Department of Energy Argonne National Laboratory Office of Science NEWTON's Homepage NEWTON's Homepage
NEWTON, Ask A Scientist!
NEWTON Home Page NEWTON Teachers Visit Our Archives Ask A Question How To Ask A Question Question of the Week Our Expert Scientists Volunteer at NEWTON! Frequently Asked Questions Referencing NEWTON About NEWTON About Ask A Scientist Education At Argonne Bird Velocity and Acceleration
Name: Gavin F.
Status: educator
Age: 20s
Location: N/A
Country: N/A
Date: 
Monday, September 30, 2002



Question:
I would like to know of a way of measuring the speed and acceleration of flying birds. This would appear to be a straightforward problem but on reflection it is not so easy! In practice radar or laser guns would be difficult to operate and would require the observer to know to angle from bird to device at all times. Using video to measure the time taken for a bird to pass between points a known distance apart would give a measure of speed but not acceleration. So what is the answer, wind tunnels? Is there a simple answer I am missing. Help!


Replies:
Gavin,

The acceleration of a bird will not be constant, so you have to determine what interval of the flight you wish to measure it for (what you will get is average acceleration over that interval). However, measuring the time of flight for a known distance via video can get you acceleration as well, by breaking up its travel into smaller pieces.

Speed = change in distance/time
Acceleration = change in speed/time = (final - initial speed)/time

First we have to assume that you can get a decent measure of speed- you have known points and the bird flies more or less in a straight line between them. The timing between frames of a video should be constant, so if you have good indicators of distance, you can determine speed for any part of the flight by the distance travelled between frames.

Measuring acceleration from rest is the easiest, since you know initial speed is zero. Measuring from other points will be more difficult, depending on your ability to measure distance and speed accurately from the video.

Don Yee


Click here to return to the Zoology Archives

NEWTON is an electronic community for Science, Math, and Computer Science K-12 Educators, sponsored and operated by Argonne National Laboratory's Educational Programs, Andrew Skipor, Ph.D., Head of Educational Programs.

For assistance with NEWTON contact a System Operator (help@newton.dep.anl.gov), or at Argonne's Educational Programs

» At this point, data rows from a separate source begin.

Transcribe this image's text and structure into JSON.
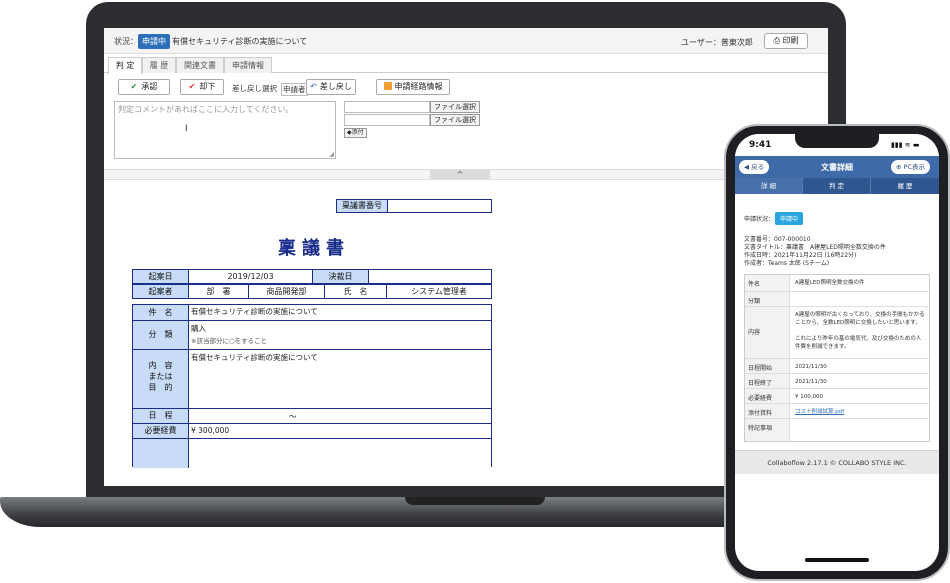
{
  "laptop": {
    "topbar": {
      "status_label": "状況：",
      "status_badge": "申請中",
      "doc_title": "有償セキュリティ診断の実施について",
      "user": "ユーザー：普東次郎",
      "print_label": "印刷"
    },
    "tabs": [
      "判 定",
      "履 歴",
      "関連文書",
      "申請情報"
    ],
    "actions": {
      "approve": "承認",
      "reject": "却下",
      "sendback_select": "差し戻し選択",
      "applicant": "申請者",
      "sendback": "差し戻し",
      "route_info": "申請経路情報"
    },
    "comment_placeholder": "判定コメントがあればここに入力してください。",
    "file_select": "ファイル選択",
    "attach_label": "◆添付",
    "collapse_icon": "^",
    "form": {
      "number_label": "稟議書番号",
      "title": "稟議書",
      "row1": {
        "h1": "起案日",
        "v1": "2019/12/03",
        "h2": "決裁日",
        "v2": ""
      },
      "row2": {
        "h1": "起案者",
        "c1": "部　署",
        "v1": "商品開発部",
        "c2": "氏　名",
        "v2": "システム管理者"
      },
      "subject_label": "件　名",
      "subject_value": "有償セキュリティ診断の実施について",
      "category_label": "分　類",
      "category_value": "購入",
      "category_note": "※該当部分に○をすること",
      "content_label": "内　容\nまたは\n目　的",
      "content_value": "有償セキュリティ診断の実施について",
      "schedule_label": "日　程",
      "schedule_value": "～",
      "cost_label": "必要経費",
      "cost_value": "¥ 300,000"
    }
  },
  "phone": {
    "time": "9:41",
    "signal": "▮▮▮ ≋ ▬",
    "back_label": "戻る",
    "title": "文書詳細",
    "pc_label": "PC表示",
    "tabs": [
      "詳 細",
      "判 定",
      "履 歴"
    ],
    "status_label": "申請状況：",
    "status_badge": "申請中",
    "doc_number": "文書番号：007-000010",
    "doc_title": "文書タイトル：稟議書　A建屋LED照明全数交換の件",
    "created": "作成日時：2021年11月22日 (16時22分)",
    "author": "作成者：Teams 太郎 (Sチーム)",
    "rows": [
      {
        "label": "件名",
        "value": "A建屋LED照明全数交換の件"
      },
      {
        "label": "分類",
        "value": ""
      },
      {
        "label": "内容",
        "value": "A建屋の照明が古くなっており、交換の手間もかかることから、全数LED照明に交換したいと思います。\n\nこれにより昨年の基の電気代、及び交換のための人件費を削減できます。"
      },
      {
        "label": "日程開始",
        "value": "2021/11/30"
      },
      {
        "label": "日程終了",
        "value": "2021/11/30"
      },
      {
        "label": "必要経費",
        "value": "¥ 100,000"
      },
      {
        "label": "添付資料",
        "value": "コスト削減試算.pdf"
      },
      {
        "label": "特記事項",
        "value": ""
      }
    ],
    "footer": "Collaboflow 2.17.1 © COLLABO STYLE INC."
  }
}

NEWTON AND ASK A SCIENTIST
Educational Programs
Building 360
9700 S. Cass Ave.
Argonne, Illinois
60439-4845, USA
Update: June 2012
Weclome To Newton

Argonne National Laboratory